→ Problem description: Your job is to copy the lines from the material that include "title".

→ Task data:
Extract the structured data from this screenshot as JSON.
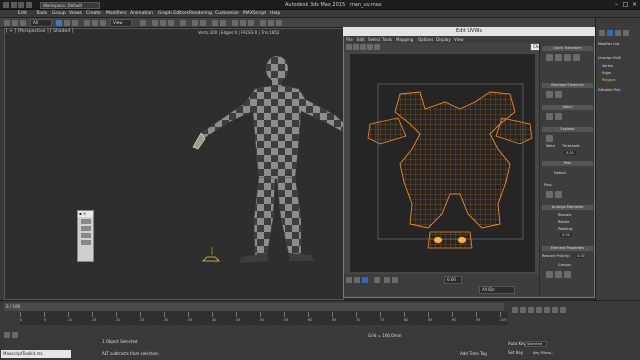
{
  "window": {
    "title": "Autodesk 3ds Max 2015",
    "file": "man_uv.max",
    "workspace": "Workspace: Default"
  },
  "menu": [
    "Edit",
    "Tools",
    "Group",
    "Views",
    "Create",
    "Modifiers",
    "Animation",
    "Graph Editors",
    "Rendering",
    "Customize",
    "MAXScript",
    "Help"
  ],
  "toolbar": {
    "filter": "All",
    "view": "View"
  },
  "viewport": {
    "label": "[ + ] [Perspective ] [ Shaded ]",
    "stats": "Verts:300 | Edges:0 | FACES:0 | Tris:1852"
  },
  "uvw": {
    "title": "Edit UVWs",
    "menu": [
      "File",
      "Edit",
      "Select",
      "Tools",
      "Mapping",
      "Options",
      "Display",
      "View"
    ],
    "checker": "CheckerPattern ( Checker )",
    "all_ids": "All IDs",
    "zoom": "0.00",
    "panel": {
      "quick_transform": "Quick Transform",
      "reshape": "Reshape Elements",
      "stitch": "Stitch",
      "explode": "Explode",
      "weld": "Weld",
      "threshold_label": "Threshold:",
      "threshold": "0.01",
      "peel": "Peel",
      "detach": "Detach",
      "pins": "Pins:",
      "arrange": "Arrange Elements",
      "rescale": "Rescale",
      "rotate": "Rotate",
      "padding_label": "Padding:",
      "padding": "0.00",
      "element_props": "Element Properties",
      "rescale_priority": "Rescale Priority:",
      "rescale_priority_value": "0.00",
      "groups": "Groups:"
    }
  },
  "command_panel": {
    "modifier_label": "Modifier List",
    "items": [
      "Unwrap UVW",
      "Vertex",
      "Edge",
      "Polygon",
      "Editable Poly"
    ]
  },
  "timeline": {
    "frame": "0 / 100",
    "ticks": [
      "0",
      "5",
      "10",
      "15",
      "20",
      "25",
      "30",
      "35",
      "40",
      "45",
      "50",
      "55",
      "60",
      "65",
      "70",
      "75",
      "80",
      "85",
      "90",
      "95",
      "100"
    ]
  },
  "status": {
    "maxscript": "MaxscriptToolkit.ms",
    "selection": "1 Object Selected",
    "prompt": "ALT subtracts from selection",
    "grid": "Grid = 100.0mm",
    "auto_key": "Auto Key",
    "auto_key_mode": "Selected",
    "set_key": "Set Key",
    "key_filters": "Key Filters...",
    "add_time_tag": "Add Time Tag"
  },
  "colors": {
    "accent": "#f08a1e",
    "uv_wire": "#e07810",
    "selected_blue": "#2a6cc8",
    "checker_dark": "#3d3d3d",
    "checker_light": "#8d8d8d"
  }
}
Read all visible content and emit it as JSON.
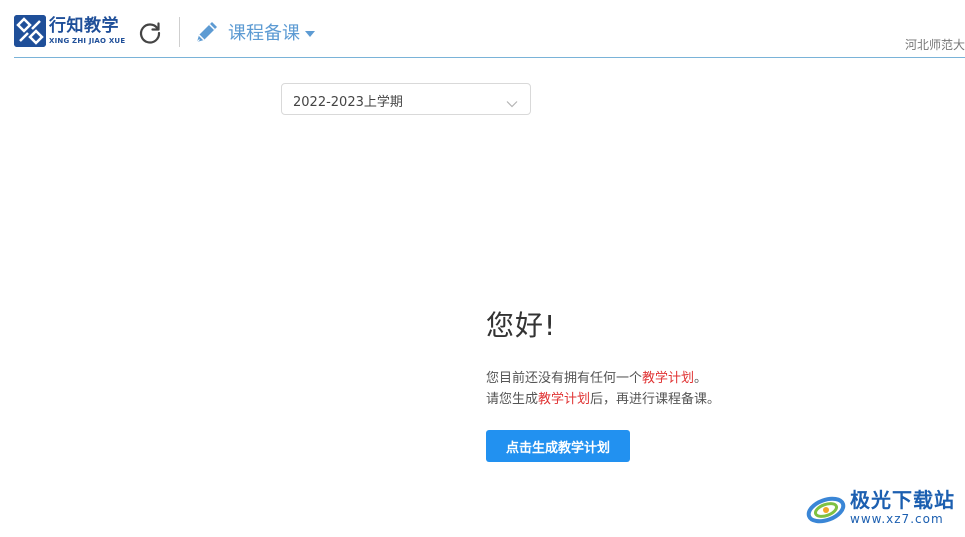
{
  "header": {
    "logo_cn": "行知教学",
    "logo_en": "XING ZHI JIAO XUE",
    "module_label": "课程备课",
    "school": "河北师范大"
  },
  "term_select": {
    "selected": "2022-2023上学期"
  },
  "welcome": {
    "hello": "您好!",
    "line1_prefix": "您目前还没有拥有任何一个",
    "line1_highlight": "教学计划",
    "line1_suffix": "。",
    "line2_prefix": "请您生成",
    "line2_highlight": "教学计划",
    "line2_suffix": "后，再进行课程备课。",
    "button_label": "点击生成教学计划"
  },
  "watermark": {
    "cn": "极光下载站",
    "url": "www.xz7.com"
  },
  "colors": {
    "brand": "#1f4f99",
    "accent": "#5d9bd3",
    "primary_button": "#2291f0",
    "highlight": "#e03333"
  },
  "icons": [
    "logo-icon",
    "refresh-icon",
    "pencil-icon",
    "caret-down-icon",
    "chevron-down-icon",
    "watermark-logo-icon"
  ]
}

→ Solution below:
    "title": "Autodesk 3ds Max 2015",
    "title": "Edit UVWs",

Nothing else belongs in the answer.